**Input material**:

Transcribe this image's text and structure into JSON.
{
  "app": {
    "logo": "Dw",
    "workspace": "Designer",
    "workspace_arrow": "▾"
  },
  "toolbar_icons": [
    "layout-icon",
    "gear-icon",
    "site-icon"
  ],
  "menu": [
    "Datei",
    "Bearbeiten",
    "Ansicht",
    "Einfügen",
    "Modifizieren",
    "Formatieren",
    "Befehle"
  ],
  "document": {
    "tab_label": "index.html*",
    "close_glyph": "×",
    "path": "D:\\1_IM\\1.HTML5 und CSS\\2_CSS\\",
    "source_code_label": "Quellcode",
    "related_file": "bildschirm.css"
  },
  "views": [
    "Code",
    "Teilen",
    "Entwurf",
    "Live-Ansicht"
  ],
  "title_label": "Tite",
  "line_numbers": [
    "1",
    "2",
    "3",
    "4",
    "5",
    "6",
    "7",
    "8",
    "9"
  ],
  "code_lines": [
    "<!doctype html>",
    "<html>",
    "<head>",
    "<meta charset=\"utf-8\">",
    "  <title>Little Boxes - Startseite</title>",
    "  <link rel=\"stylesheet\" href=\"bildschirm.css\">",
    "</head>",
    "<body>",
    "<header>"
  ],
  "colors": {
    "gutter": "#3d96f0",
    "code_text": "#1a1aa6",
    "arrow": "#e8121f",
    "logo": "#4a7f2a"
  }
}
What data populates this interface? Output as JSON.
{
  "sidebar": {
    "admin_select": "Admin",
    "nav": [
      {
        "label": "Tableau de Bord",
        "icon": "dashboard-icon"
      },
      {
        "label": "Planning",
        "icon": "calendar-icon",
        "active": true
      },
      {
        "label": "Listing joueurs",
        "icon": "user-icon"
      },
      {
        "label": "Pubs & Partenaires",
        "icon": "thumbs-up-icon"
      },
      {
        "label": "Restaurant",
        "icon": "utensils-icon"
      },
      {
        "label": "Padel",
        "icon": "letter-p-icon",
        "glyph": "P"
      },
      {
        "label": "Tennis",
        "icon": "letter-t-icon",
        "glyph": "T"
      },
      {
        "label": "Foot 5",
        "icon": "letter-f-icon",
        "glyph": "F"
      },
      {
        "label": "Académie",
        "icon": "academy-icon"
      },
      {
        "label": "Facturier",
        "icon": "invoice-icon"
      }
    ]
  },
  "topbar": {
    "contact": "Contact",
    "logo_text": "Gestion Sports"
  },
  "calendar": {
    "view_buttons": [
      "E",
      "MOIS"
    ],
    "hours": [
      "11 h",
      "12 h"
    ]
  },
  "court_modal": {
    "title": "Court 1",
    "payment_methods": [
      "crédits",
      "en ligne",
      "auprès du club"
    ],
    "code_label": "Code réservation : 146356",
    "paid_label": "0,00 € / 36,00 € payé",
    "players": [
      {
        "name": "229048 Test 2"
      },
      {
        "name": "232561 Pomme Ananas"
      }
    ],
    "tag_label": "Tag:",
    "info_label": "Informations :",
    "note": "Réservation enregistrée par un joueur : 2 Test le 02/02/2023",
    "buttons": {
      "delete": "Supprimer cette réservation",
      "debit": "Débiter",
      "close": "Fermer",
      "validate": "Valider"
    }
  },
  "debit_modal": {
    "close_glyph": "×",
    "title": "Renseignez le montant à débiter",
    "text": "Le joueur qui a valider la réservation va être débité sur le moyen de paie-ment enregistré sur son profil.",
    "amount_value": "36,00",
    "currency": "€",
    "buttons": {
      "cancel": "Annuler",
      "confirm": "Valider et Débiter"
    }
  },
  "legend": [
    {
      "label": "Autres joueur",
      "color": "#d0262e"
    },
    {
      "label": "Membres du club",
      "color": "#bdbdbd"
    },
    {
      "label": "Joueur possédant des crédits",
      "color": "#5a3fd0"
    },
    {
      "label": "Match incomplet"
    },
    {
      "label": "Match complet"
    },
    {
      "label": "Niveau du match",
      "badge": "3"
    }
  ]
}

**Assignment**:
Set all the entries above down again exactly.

**Exercise solution**:
Transcribe this image's text and structure into JSON.
{
  "app": {
    "logo": "Dw",
    "workspace": "Designer",
    "workspace_arrow": "▾"
  },
  "toolbar_icons": [
    "layout-icon",
    "gear-icon",
    "site-icon"
  ],
  "menu": [
    "Datei",
    "Bearbeiten",
    "Ansicht",
    "Einfügen",
    "Modifizieren",
    "Formatieren",
    "Befehle"
  ],
  "document": {
    "tab_label": "index.html*",
    "close_glyph": "×",
    "path": "D:\\1_IM\\1.HTML5 und CSS\\2_CSS\\",
    "source_code_label": "Quellcode",
    "related_file": "bildschirm.css"
  },
  "views": [
    "Code",
    "Teilen",
    "Entwurf",
    "Live-Ansicht"
  ],
  "title_label": "Tite",
  "line_numbers": [
    "1",
    "2",
    "3",
    "4",
    "5",
    "6",
    "7",
    "8",
    "9"
  ],
  "code_lines": [
    "<!doctype html>",
    "<html>",
    "<head>",
    "<meta charset=\"utf-8\">",
    "  <title>Little Boxes - Startseite</title>",
    "  <link rel=\"stylesheet\" href=\"bildschirm.css\">",
    "</head>",
    "<body>",
    "<header>"
  ],
  "colors": {
    "gutter": "#3d96f0",
    "code_text": "#1a1aa6",
    "arrow": "#e8121f",
    "logo": "#4a7f2a"
  }
}
What data populates this interface? Output as JSON.
{
  "sidebar": {
    "admin_select": "Admin",
    "nav": [
      {
        "label": "Tableau de Bord",
        "icon": "dashboard-icon"
      },
      {
        "label": "Planning",
        "icon": "calendar-icon",
        "active": true
      },
      {
        "label": "Listing joueurs",
        "icon": "user-icon"
      },
      {
        "label": "Pubs & Partenaires",
        "icon": "thumbs-up-icon"
      },
      {
        "label": "Restaurant",
        "icon": "utensils-icon"
      },
      {
        "label": "Padel",
        "icon": "letter-p-icon",
        "glyph": "P"
      },
      {
        "label": "Tennis",
        "icon": "letter-t-icon",
        "glyph": "T"
      },
      {
        "label": "Foot 5",
        "icon": "letter-f-icon",
        "glyph": "F"
      },
      {
        "label": "Académie",
        "icon": "academy-icon"
      },
      {
        "label": "Facturier",
        "icon": "invoice-icon"
      }
    ]
  },
  "topbar": {
    "contact": "Contact",
    "logo_text": "Gestion Sports"
  },
  "calendar": {
    "view_buttons": [
      "E",
      "MOIS"
    ],
    "hours": [
      "11 h",
      "12 h"
    ]
  },
  "court_modal": {
    "title": "Court 1",
    "payment_methods": [
      "crédits",
      "en ligne",
      "auprès du club"
    ],
    "code_label": "Code réservation : 146356",
    "paid_label": "0,00 € / 36,00 € payé",
    "players": [
      {
        "name": "229048 Test 2"
      },
      {
        "name": "232561 Pomme Ananas"
      }
    ],
    "tag_label": "Tag:",
    "info_label": "Informations :",
    "note": "Réservation enregistrée par un joueur : 2 Test le 02/02/2023",
    "buttons": {
      "delete": "Supprimer cette réservation",
      "debit": "Débiter",
      "close": "Fermer",
      "validate": "Valider"
    }
  },
  "debit_modal": {
    "close_glyph": "×",
    "title": "Renseignez le montant à débiter",
    "text": "Le joueur qui a valider la réservation va être débité sur le moyen de paie-ment enregistré sur son profil.",
    "amount_value": "36,00",
    "currency": "€",
    "buttons": {
      "cancel": "Annuler",
      "confirm": "Valider et Débiter"
    }
  },
  "legend": [
    {
      "label": "Autres joueur",
      "color": "#d0262e"
    },
    {
      "label": "Membres du club",
      "color": "#bdbdbd"
    },
    {
      "label": "Joueur possédant des crédits",
      "color": "#5a3fd0"
    },
    {
      "label": "Match incomplet"
    },
    {
      "label": "Match complet"
    },
    {
      "label": "Niveau du match",
      "badge": "3"
    }
  ]
}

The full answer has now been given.